So am I going to do anything now that I know this? Not really. I never expected urban cycling to be that healthy. Besides the benefits on my mental health due to the fact that I’m not frustrated by the public transport are enormous. What I might do is to modify my route so that the uphill parts don’t go along any main road. I’m not sure that that could work, since any modification would mean cycling for at least 10 minutes longer. Now would that be healthier or less healthy? In fact I think one still has to worry most about not being run over.

Czech Republic – police state

1 August 2005

The people in the Czech Republic have witnessed quite unsettling events over the last weekend. More information can be obtained from the banner.



If you hapeen to be in Prague come and protest.

Back again

1 August 2005

I haven’t been posting anything here for ages. Over the last month I’ve been “offline” for quite a while and when I have been online, I was quite busy. I’ve been to Dolomites for a week to do some climbing:
More pictures are here

Even before that I had a chance to test a really great mountain bike (Blur from Santa Cruz) in the French Alps, near Chamonix, which was great as well.

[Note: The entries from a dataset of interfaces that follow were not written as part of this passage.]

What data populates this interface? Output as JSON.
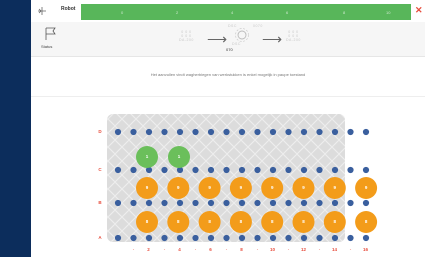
{
  "topbar": {
    "robot_label": "Robot",
    "ticks": [
      "0",
      "2",
      "4",
      "6",
      "8",
      "10"
    ],
    "close_icon": "close-icon"
  },
  "toolbar": {
    "status_label": "Status",
    "left_readout": {
      "line1": "0 0 0",
      "line2": "0 0 0",
      "line3": "DA-200"
    },
    "middle_readout": {
      "line1": "0 0 0",
      "line2": "DSC"
    },
    "right_readout": {
      "line1": "0 0 0",
      "line2": "0 0 0",
      "line3": "DA-200"
    },
    "top_small_left": "DSC",
    "top_small_right": "0070",
    "gear_value": "070"
  },
  "instruction": "Het aanvullen vindt wagherbiegen van werkstukken is enkel mogelijk in paupe toestand",
  "plate": {
    "row_labels": [
      "D",
      "C",
      "B",
      "A"
    ],
    "column_numbers": [
      "2",
      "4",
      "6",
      "8",
      "10",
      "12",
      "14",
      "16"
    ],
    "column_separators": [
      "-",
      "-",
      "-",
      "-",
      "-",
      "-",
      "-",
      "-"
    ],
    "green_pieces": [
      "1",
      "1"
    ],
    "orange_row_b": [
      "9",
      "9",
      "9",
      "9",
      "9",
      "9",
      "9",
      "9"
    ],
    "orange_row_a": [
      "8",
      "8",
      "8",
      "8",
      "8",
      "8",
      "8",
      "8"
    ],
    "colors": {
      "green": "#6bbf5b",
      "orange": "#f39c1a",
      "dot": "#3a5f9e",
      "label": "#e74c3c",
      "plate": "#dcdcdc"
    }
  }
}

I’ll post a more proper review at some stage. The weather was really nice: